REQUIRED ACTION - Every entry must be repeated exactly in the answer.

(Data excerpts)

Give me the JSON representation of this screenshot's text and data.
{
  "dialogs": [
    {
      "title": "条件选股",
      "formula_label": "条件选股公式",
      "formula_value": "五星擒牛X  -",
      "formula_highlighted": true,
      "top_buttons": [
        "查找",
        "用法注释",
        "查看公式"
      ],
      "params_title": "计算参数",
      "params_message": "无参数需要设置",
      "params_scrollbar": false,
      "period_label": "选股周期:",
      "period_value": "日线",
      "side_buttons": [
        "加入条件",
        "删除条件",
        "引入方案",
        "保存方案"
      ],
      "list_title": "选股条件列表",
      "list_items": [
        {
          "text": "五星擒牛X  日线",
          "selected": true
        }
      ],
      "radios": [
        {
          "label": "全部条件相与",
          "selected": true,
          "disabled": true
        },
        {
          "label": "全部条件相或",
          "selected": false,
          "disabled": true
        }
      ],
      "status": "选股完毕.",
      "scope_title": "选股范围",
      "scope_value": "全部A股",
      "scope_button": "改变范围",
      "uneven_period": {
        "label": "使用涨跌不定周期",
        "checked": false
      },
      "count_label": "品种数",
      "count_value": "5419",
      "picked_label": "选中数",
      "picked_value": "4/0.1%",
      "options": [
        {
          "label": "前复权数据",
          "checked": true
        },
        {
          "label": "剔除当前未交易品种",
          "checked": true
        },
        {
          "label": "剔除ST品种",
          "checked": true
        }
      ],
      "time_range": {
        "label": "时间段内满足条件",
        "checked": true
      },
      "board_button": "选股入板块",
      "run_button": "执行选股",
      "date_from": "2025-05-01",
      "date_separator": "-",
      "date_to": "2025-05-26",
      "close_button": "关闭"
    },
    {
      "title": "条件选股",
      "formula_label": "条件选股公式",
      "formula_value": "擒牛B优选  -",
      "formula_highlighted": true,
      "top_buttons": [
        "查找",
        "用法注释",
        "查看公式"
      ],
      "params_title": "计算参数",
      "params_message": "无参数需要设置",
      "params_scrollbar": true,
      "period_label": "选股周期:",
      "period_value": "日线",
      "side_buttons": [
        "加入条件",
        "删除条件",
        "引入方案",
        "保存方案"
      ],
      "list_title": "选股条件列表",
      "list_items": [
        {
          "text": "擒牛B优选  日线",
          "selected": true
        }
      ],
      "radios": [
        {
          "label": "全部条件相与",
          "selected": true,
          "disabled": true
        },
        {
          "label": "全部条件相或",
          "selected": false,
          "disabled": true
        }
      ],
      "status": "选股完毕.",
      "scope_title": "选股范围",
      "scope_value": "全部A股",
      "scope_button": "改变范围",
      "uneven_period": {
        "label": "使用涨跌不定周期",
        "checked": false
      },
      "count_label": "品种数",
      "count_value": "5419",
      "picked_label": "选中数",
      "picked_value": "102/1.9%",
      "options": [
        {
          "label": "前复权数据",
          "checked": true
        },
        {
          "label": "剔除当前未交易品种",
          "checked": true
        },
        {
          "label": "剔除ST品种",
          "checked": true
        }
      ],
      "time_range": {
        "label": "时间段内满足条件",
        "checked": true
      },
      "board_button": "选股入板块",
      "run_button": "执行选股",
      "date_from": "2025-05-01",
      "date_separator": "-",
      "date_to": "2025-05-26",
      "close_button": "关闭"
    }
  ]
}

RESPONSE TO THIS TASK -
Give me the JSON representation of this screenshot's text and data.
{
  "dialogs": [
    {
      "title": "条件选股",
      "formula_label": "条件选股公式",
      "formula_value": "五星擒牛X  -",
      "formula_highlighted": true,
      "top_buttons": [
        "查找",
        "用法注释",
        "查看公式"
      ],
      "params_title": "计算参数",
      "params_message": "无参数需要设置",
      "params_scrollbar": false,
      "period_label": "选股周期:",
      "period_value": "日线",
      "side_buttons": [
        "加入条件",
        "删除条件",
        "引入方案",
        "保存方案"
      ],
      "list_title": "选股条件列表",
      "list_items": [
        {
          "text": "五星擒牛X  日线",
          "selected": true
        }
      ],
      "radios": [
        {
          "label": "全部条件相与",
          "selected": true,
          "disabled": true
        },
        {
          "label": "全部条件相或",
          "selected": false,
          "disabled": true
        }
      ],
      "status": "选股完毕.",
      "scope_title": "选股范围",
      "scope_value": "全部A股",
      "scope_button": "改变范围",
      "uneven_period": {
        "label": "使用涨跌不定周期",
        "checked": false
      },
      "count_label": "品种数",
      "count_value": "5419",
      "picked_label": "选中数",
      "picked_value": "4/0.1%",
      "options": [
        {
          "label": "前复权数据",
          "checked": true
        },
        {
          "label": "剔除当前未交易品种",
          "checked": true
        },
        {
          "label": "剔除ST品种",
          "checked": true
        }
      ],
      "time_range": {
        "label": "时间段内满足条件",
        "checked": true
      },
      "board_button": "选股入板块",
      "run_button": "执行选股",
      "date_from": "2025-05-01",
      "date_separator": "-",
      "date_to": "2025-05-26",
      "close_button": "关闭"
    },
    {
      "title": "条件选股",
      "formula_label": "条件选股公式",
      "formula_value": "擒牛B优选  -",
      "formula_highlighted": true,
      "top_buttons": [
        "查找",
        "用法注释",
        "查看公式"
      ],
      "params_title": "计算参数",
      "params_message": "无参数需要设置",
      "params_scrollbar": true,
      "period_label": "选股周期:",
      "period_value": "日线",
      "side_buttons": [
        "加入条件",
        "删除条件",
        "引入方案",
        "保存方案"
      ],
      "list_title": "选股条件列表",
      "list_items": [
        {
          "text": "擒牛B优选  日线",
          "selected": true
        }
      ],
      "radios": [
        {
          "label": "全部条件相与",
          "selected": true,
          "disabled": true
        },
        {
          "label": "全部条件相或",
          "selected": false,
          "disabled": true
        }
      ],
      "status": "选股完毕.",
      "scope_title": "选股范围",
      "scope_value": "全部A股",
      "scope_button": "改变范围",
      "uneven_period": {
        "label": "使用涨跌不定周期",
        "checked": false
      },
      "count_label": "品种数",
      "count_value": "5419",
      "picked_label": "选中数",
      "picked_value": "102/1.9%",
      "options": [
        {
          "label": "前复权数据",
          "checked": true
        },
        {
          "label": "剔除当前未交易品种",
          "checked": true
        },
        {
          "label": "剔除ST品种",
          "checked": true
        }
      ],
      "time_range": {
        "label": "时间段内满足条件",
        "checked": true
      },
      "board_button": "选股入板块",
      "run_button": "执行选股",
      "date_from": "2025-05-01",
      "date_separator": "-",
      "date_to": "2025-05-26",
      "close_button": "关闭"
    }
  ]
}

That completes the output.